Takehiko Ohzeki a , Keiichi Hanaki a , Hiroko Motozumi a , Hiroko Ohtahara b , Nobuo Ishitani a , Hirofumi Urashima a , Toshinori Tsukuda a , Kazuo Shiraki a , Shigekazu Sasaki b , Hirotoshi Nakamura b , Hiroo Imura b
03 December 2008
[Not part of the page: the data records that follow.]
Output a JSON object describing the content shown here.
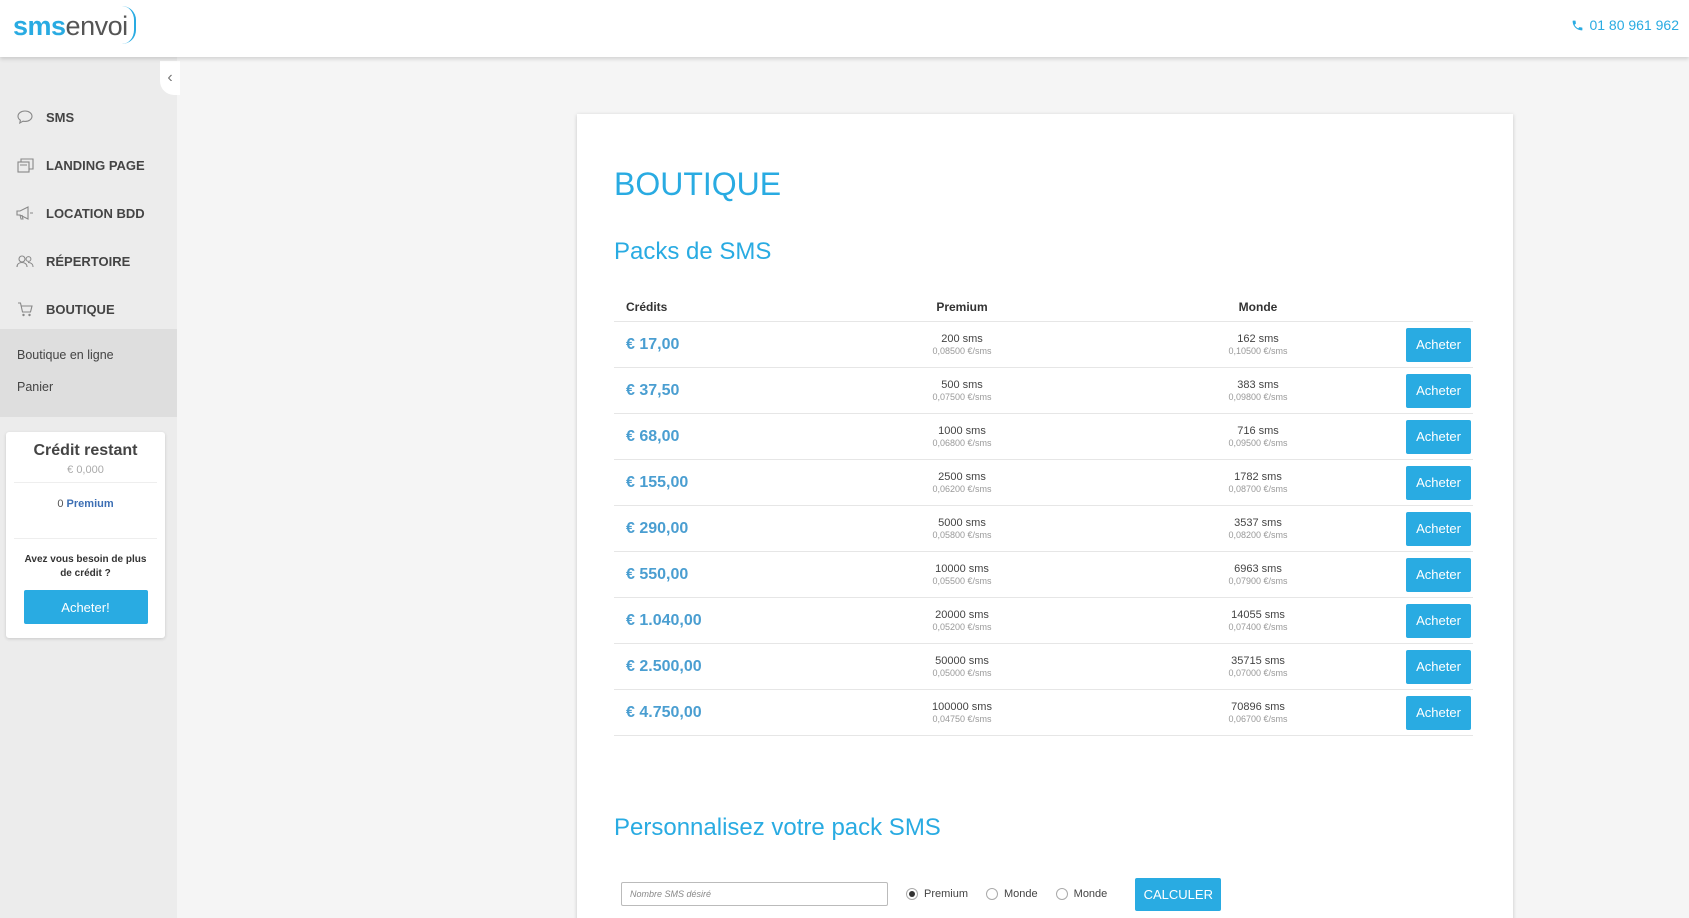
{
  "header": {
    "logo_part1": "sms",
    "logo_part2": "envoi",
    "phone": "01 80 961 962"
  },
  "sidebar": {
    "items": [
      {
        "label": "SMS",
        "icon": "chat-bubble-icon"
      },
      {
        "label": "LANDING PAGE",
        "icon": "layers-icon"
      },
      {
        "label": "LOCATION BDD",
        "icon": "megaphone-icon"
      },
      {
        "label": "RÉPERTOIRE",
        "icon": "contacts-icon"
      },
      {
        "label": "BOUTIQUE",
        "icon": "cart-icon"
      }
    ],
    "sub_items": [
      {
        "label": "Boutique en ligne"
      },
      {
        "label": "Panier"
      }
    ],
    "credit": {
      "title": "Crédit restant",
      "amount": "€ 0,000",
      "premium_count": "0",
      "premium_label": "Premium",
      "need_more": "Avez vous besoin de plus de crédit ?",
      "buy_label": "Acheter!"
    }
  },
  "main": {
    "title": "BOUTIQUE",
    "packs_title": "Packs de SMS",
    "columns": {
      "credits": "Crédits",
      "premium": "Premium",
      "monde": "Monde"
    },
    "rows": [
      {
        "price": "€ 17,00",
        "premium_qty": "200 sms",
        "premium_rate": "0,08500 €/sms",
        "monde_qty": "162 sms",
        "monde_rate": "0,10500 €/sms",
        "button": "Acheter"
      },
      {
        "price": "€ 37,50",
        "premium_qty": "500 sms",
        "premium_rate": "0,07500 €/sms",
        "monde_qty": "383 sms",
        "monde_rate": "0,09800 €/sms",
        "button": "Acheter"
      },
      {
        "price": "€ 68,00",
        "premium_qty": "1000 sms",
        "premium_rate": "0,06800 €/sms",
        "monde_qty": "716 sms",
        "monde_rate": "0,09500 €/sms",
        "button": "Acheter"
      },
      {
        "price": "€ 155,00",
        "premium_qty": "2500 sms",
        "premium_rate": "0,06200 €/sms",
        "monde_qty": "1782 sms",
        "monde_rate": "0,08700 €/sms",
        "button": "Acheter"
      },
      {
        "price": "€ 290,00",
        "premium_qty": "5000 sms",
        "premium_rate": "0,05800 €/sms",
        "monde_qty": "3537 sms",
        "monde_rate": "0,08200 €/sms",
        "button": "Acheter"
      },
      {
        "price": "€ 550,00",
        "premium_qty": "10000 sms",
        "premium_rate": "0,05500 €/sms",
        "monde_qty": "6963 sms",
        "monde_rate": "0,07900 €/sms",
        "button": "Acheter"
      },
      {
        "price": "€ 1.040,00",
        "premium_qty": "20000 sms",
        "premium_rate": "0,05200 €/sms",
        "monde_qty": "14055 sms",
        "monde_rate": "0,07400 €/sms",
        "button": "Acheter"
      },
      {
        "price": "€ 2.500,00",
        "premium_qty": "50000 sms",
        "premium_rate": "0,05000 €/sms",
        "monde_qty": "35715 sms",
        "monde_rate": "0,07000 €/sms",
        "button": "Acheter"
      },
      {
        "price": "€ 4.750,00",
        "premium_qty": "100000 sms",
        "premium_rate": "0,04750 €/sms",
        "monde_qty": "70896 sms",
        "monde_rate": "0,06700 €/sms",
        "button": "Acheter"
      }
    ],
    "custom_title": "Personnalisez votre pack SMS",
    "custom": {
      "placeholder": "Nombre SMS désiré",
      "options": [
        {
          "label": "Premium",
          "selected": true
        },
        {
          "label": "Monde",
          "selected": false
        },
        {
          "label": "Monde",
          "selected": false
        }
      ],
      "button": "CALCULER"
    }
  },
  "colors": {
    "accent": "#29abe2",
    "price": "#4a9ed1",
    "sidebar_bg": "#ececec"
  }
}
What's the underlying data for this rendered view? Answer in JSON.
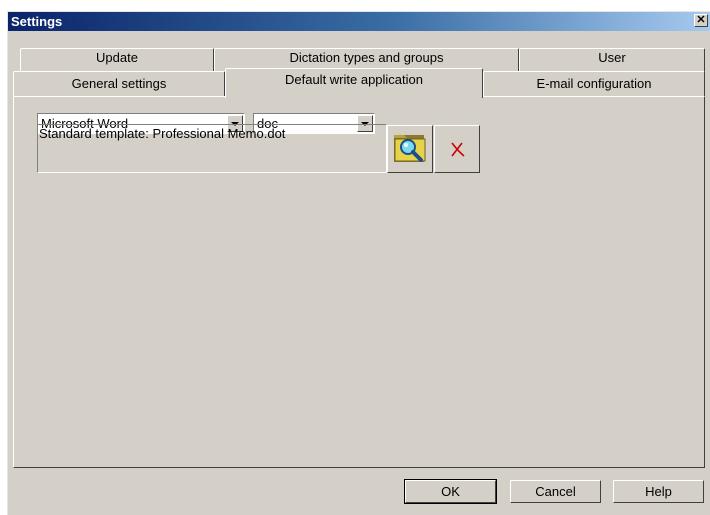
{
  "window": {
    "title": "Settings",
    "close_glyph": "✕"
  },
  "tabs_back": [
    {
      "label": "Update"
    },
    {
      "label": "Dictation types and groups"
    },
    {
      "label": "User"
    }
  ],
  "tabs_front": [
    {
      "label": "General settings"
    },
    {
      "label": "Default write application",
      "active": true
    },
    {
      "label": "E-mail configuration"
    }
  ],
  "panel": {
    "application_select": {
      "value": "Microsoft Word"
    },
    "extension_select": {
      "value": "doc"
    },
    "template_text": "Standard template: Professional Memo.dot",
    "browse_icon": "folder-search-icon",
    "remove_icon": "red-x-icon"
  },
  "buttons": {
    "ok": "OK",
    "cancel": "Cancel",
    "help": "Help"
  }
}
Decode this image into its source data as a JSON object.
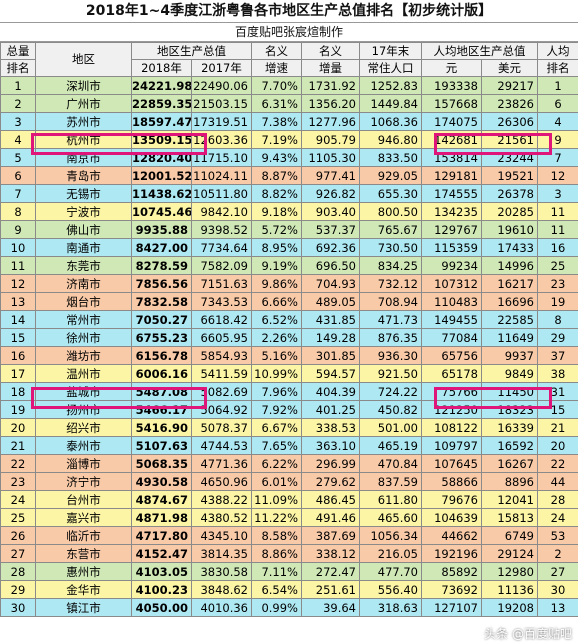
{
  "title": "2018年1~4季度江浙粤鲁各市地区生产总值排名【初步统计版】",
  "subtitle": "百度贴吧张宸煊制作",
  "headers": {
    "rank_line1": "总量",
    "rank_line2": "排名",
    "region": "地区",
    "gdp_group": "地区生产总值",
    "gdp_2018": "2018年",
    "gdp_2017": "2017年",
    "nominal_growth_1": "名义",
    "nominal_growth_2": "增速",
    "nominal_increase_1": "名义",
    "nominal_increase_2": "增量",
    "pop_1": "17年末",
    "pop_2": "常住人口",
    "per_capita_group": "人均地区生产总值",
    "per_capita_yuan": "元",
    "per_capita_usd": "美元",
    "per_capita_rank_1": "人均",
    "per_capita_rank_2": "排名"
  },
  "row_colors": {
    "cyan": "#aee8f2",
    "green": "#cfe8b6",
    "orange": "#f8caa8",
    "yellow": "#fbf5a5"
  },
  "rows": [
    {
      "rank": "1",
      "city": "深圳市",
      "g18": "24221.98",
      "g17": "22490.06",
      "growth": "7.70%",
      "inc": "1731.92",
      "pop": "1252.83",
      "pcy": "193338",
      "pcu": "29217",
      "pcr": "1",
      "color": "green"
    },
    {
      "rank": "2",
      "city": "广州市",
      "g18": "22859.35",
      "g17": "21503.15",
      "growth": "6.31%",
      "inc": "1356.20",
      "pop": "1449.84",
      "pcy": "157668",
      "pcu": "23826",
      "pcr": "6",
      "color": "green"
    },
    {
      "rank": "3",
      "city": "苏州市",
      "g18": "18597.47",
      "g17": "17319.51",
      "growth": "7.38%",
      "inc": "1277.96",
      "pop": "1068.36",
      "pcy": "174075",
      "pcu": "26306",
      "pcr": "4",
      "color": "cyan"
    },
    {
      "rank": "4",
      "city": "杭州市",
      "g18": "13509.15",
      "g17": "12603.36",
      "growth": "7.19%",
      "inc": "905.79",
      "pop": "946.80",
      "pcy": "142681",
      "pcu": "21561",
      "pcr": "9",
      "color": "yellow"
    },
    {
      "rank": "5",
      "city": "南京市",
      "g18": "12820.40",
      "g17": "11715.10",
      "growth": "9.43%",
      "inc": "1105.30",
      "pop": "833.50",
      "pcy": "153814",
      "pcu": "23244",
      "pcr": "7",
      "color": "cyan"
    },
    {
      "rank": "6",
      "city": "青岛市",
      "g18": "12001.52",
      "g17": "11024.11",
      "growth": "8.87%",
      "inc": "977.41",
      "pop": "929.05",
      "pcy": "129181",
      "pcu": "19521",
      "pcr": "12",
      "color": "orange"
    },
    {
      "rank": "7",
      "city": "无锡市",
      "g18": "11438.62",
      "g17": "10511.80",
      "growth": "8.82%",
      "inc": "926.82",
      "pop": "655.30",
      "pcy": "174555",
      "pcu": "26378",
      "pcr": "3",
      "color": "cyan"
    },
    {
      "rank": "8",
      "city": "宁波市",
      "g18": "10745.46",
      "g17": "9842.10",
      "growth": "9.18%",
      "inc": "903.40",
      "pop": "800.50",
      "pcy": "134235",
      "pcu": "20285",
      "pcr": "11",
      "color": "yellow"
    },
    {
      "rank": "9",
      "city": "佛山市",
      "g18": "9935.88",
      "g17": "9398.52",
      "growth": "5.72%",
      "inc": "537.37",
      "pop": "765.67",
      "pcy": "129767",
      "pcu": "19610",
      "pcr": "11",
      "color": "green"
    },
    {
      "rank": "10",
      "city": "南通市",
      "g18": "8427.00",
      "g17": "7734.64",
      "growth": "8.95%",
      "inc": "692.36",
      "pop": "730.50",
      "pcy": "115359",
      "pcu": "17433",
      "pcr": "16",
      "color": "cyan"
    },
    {
      "rank": "11",
      "city": "东莞市",
      "g18": "8278.59",
      "g17": "7582.09",
      "growth": "9.19%",
      "inc": "696.50",
      "pop": "834.25",
      "pcy": "99234",
      "pcu": "14996",
      "pcr": "25",
      "color": "green"
    },
    {
      "rank": "12",
      "city": "济南市",
      "g18": "7856.56",
      "g17": "7151.63",
      "growth": "9.86%",
      "inc": "704.93",
      "pop": "732.12",
      "pcy": "107312",
      "pcu": "16217",
      "pcr": "23",
      "color": "orange"
    },
    {
      "rank": "13",
      "city": "烟台市",
      "g18": "7832.58",
      "g17": "7343.53",
      "growth": "6.66%",
      "inc": "489.05",
      "pop": "708.94",
      "pcy": "110483",
      "pcu": "16696",
      "pcr": "19",
      "color": "orange"
    },
    {
      "rank": "14",
      "city": "常州市",
      "g18": "7050.27",
      "g17": "6618.42",
      "growth": "6.52%",
      "inc": "431.85",
      "pop": "471.73",
      "pcy": "149455",
      "pcu": "22585",
      "pcr": "8",
      "color": "cyan"
    },
    {
      "rank": "15",
      "city": "徐州市",
      "g18": "6755.23",
      "g17": "6605.95",
      "growth": "2.26%",
      "inc": "149.28",
      "pop": "876.35",
      "pcy": "77084",
      "pcu": "11649",
      "pcr": "29",
      "color": "cyan"
    },
    {
      "rank": "16",
      "city": "潍坊市",
      "g18": "6156.78",
      "g17": "5854.93",
      "growth": "5.16%",
      "inc": "301.85",
      "pop": "936.30",
      "pcy": "65756",
      "pcu": "9937",
      "pcr": "37",
      "color": "orange"
    },
    {
      "rank": "17",
      "city": "温州市",
      "g18": "6006.16",
      "g17": "5411.59",
      "growth": "10.99%",
      "inc": "594.57",
      "pop": "921.50",
      "pcy": "65178",
      "pcu": "9849",
      "pcr": "38",
      "color": "yellow"
    },
    {
      "rank": "18",
      "city": "盐城市",
      "g18": "5487.08",
      "g17": "5082.69",
      "growth": "7.96%",
      "inc": "404.39",
      "pop": "724.22",
      "pcy": "75766",
      "pcu": "11450",
      "pcr": "31",
      "color": "cyan"
    },
    {
      "rank": "19",
      "city": "扬州市",
      "g18": "5466.17",
      "g17": "5064.92",
      "growth": "7.92%",
      "inc": "401.25",
      "pop": "450.82",
      "pcy": "121250",
      "pcu": "18323",
      "pcr": "15",
      "color": "cyan"
    },
    {
      "rank": "20",
      "city": "绍兴市",
      "g18": "5416.90",
      "g17": "5078.37",
      "growth": "6.67%",
      "inc": "338.53",
      "pop": "501.00",
      "pcy": "108122",
      "pcu": "16339",
      "pcr": "21",
      "color": "yellow"
    },
    {
      "rank": "21",
      "city": "泰州市",
      "g18": "5107.63",
      "g17": "4744.53",
      "growth": "7.65%",
      "inc": "363.10",
      "pop": "465.19",
      "pcy": "109797",
      "pcu": "16592",
      "pcr": "20",
      "color": "cyan"
    },
    {
      "rank": "22",
      "city": "淄博市",
      "g18": "5068.35",
      "g17": "4771.36",
      "growth": "6.22%",
      "inc": "296.99",
      "pop": "470.84",
      "pcy": "107645",
      "pcu": "16267",
      "pcr": "22",
      "color": "orange"
    },
    {
      "rank": "23",
      "city": "济宁市",
      "g18": "4930.58",
      "g17": "4650.96",
      "growth": "6.01%",
      "inc": "279.62",
      "pop": "837.59",
      "pcy": "58866",
      "pcu": "8896",
      "pcr": "44",
      "color": "orange"
    },
    {
      "rank": "24",
      "city": "台州市",
      "g18": "4874.67",
      "g17": "4388.22",
      "growth": "11.09%",
      "inc": "486.45",
      "pop": "611.80",
      "pcy": "79676",
      "pcu": "12041",
      "pcr": "28",
      "color": "yellow"
    },
    {
      "rank": "25",
      "city": "嘉兴市",
      "g18": "4871.98",
      "g17": "4380.52",
      "growth": "11.22%",
      "inc": "491.46",
      "pop": "465.60",
      "pcy": "104639",
      "pcu": "15813",
      "pcr": "24",
      "color": "yellow"
    },
    {
      "rank": "26",
      "city": "临沂市",
      "g18": "4717.80",
      "g17": "4345.10",
      "growth": "8.58%",
      "inc": "387.69",
      "pop": "1056.34",
      "pcy": "44662",
      "pcu": "6749",
      "pcr": "53",
      "color": "orange"
    },
    {
      "rank": "27",
      "city": "东营市",
      "g18": "4152.47",
      "g17": "3814.35",
      "growth": "8.86%",
      "inc": "338.12",
      "pop": "216.05",
      "pcy": "192196",
      "pcu": "29124",
      "pcr": "2",
      "color": "orange"
    },
    {
      "rank": "28",
      "city": "惠州市",
      "g18": "4103.05",
      "g17": "3830.58",
      "growth": "7.11%",
      "inc": "272.47",
      "pop": "477.70",
      "pcy": "85892",
      "pcu": "12980",
      "pcr": "27",
      "color": "green"
    },
    {
      "rank": "29",
      "city": "金华市",
      "g18": "4100.23",
      "g17": "3848.62",
      "growth": "6.54%",
      "inc": "251.61",
      "pop": "556.40",
      "pcy": "73692",
      "pcu": "11136",
      "pcr": "30",
      "color": "yellow"
    },
    {
      "rank": "30",
      "city": "镇江市",
      "g18": "4050.00",
      "g17": "4010.36",
      "growth": "0.99%",
      "inc": "39.64",
      "pop": "318.63",
      "pcy": "127107",
      "pcu": "19208",
      "pcr": "13",
      "color": "cyan"
    }
  ],
  "watermark": "头条 @百度贴吧"
}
The relation between thyroid-stimulating hormone (TSH) and triiodothyronine (T<sub>3</sub>) was evaluated in a girl with the selective pituitary type of thyroid hormone resistance for more than 7 years to clarify whether bromocriptine was an effective treatment or not. Levels of T3 (before: 2.44 ± 0.64 nmol/l, mean ± SD) and TSH (4.81 ± 2.52 mU/1) were significantly decreased during therapy (T<sub>3</sub>: 2.15 ± 0.44 nmol/l; TSH: 1.59 ± 0.78 mU/l). T<sub>3</sub> × TSH, calculated as one of the indices of pituitary resistance, on bromocriptine therapy (3.229 ± 1.255 mU/l × nmol/l) was significantly (p < 0.005) smaller than the product before the administration (11.298 ± 5.891 mU/l × nmol/l). The results suggest that bromocriptine should be one of the agents initially considered for the treatment of pituitary resistance to thyroid hormone.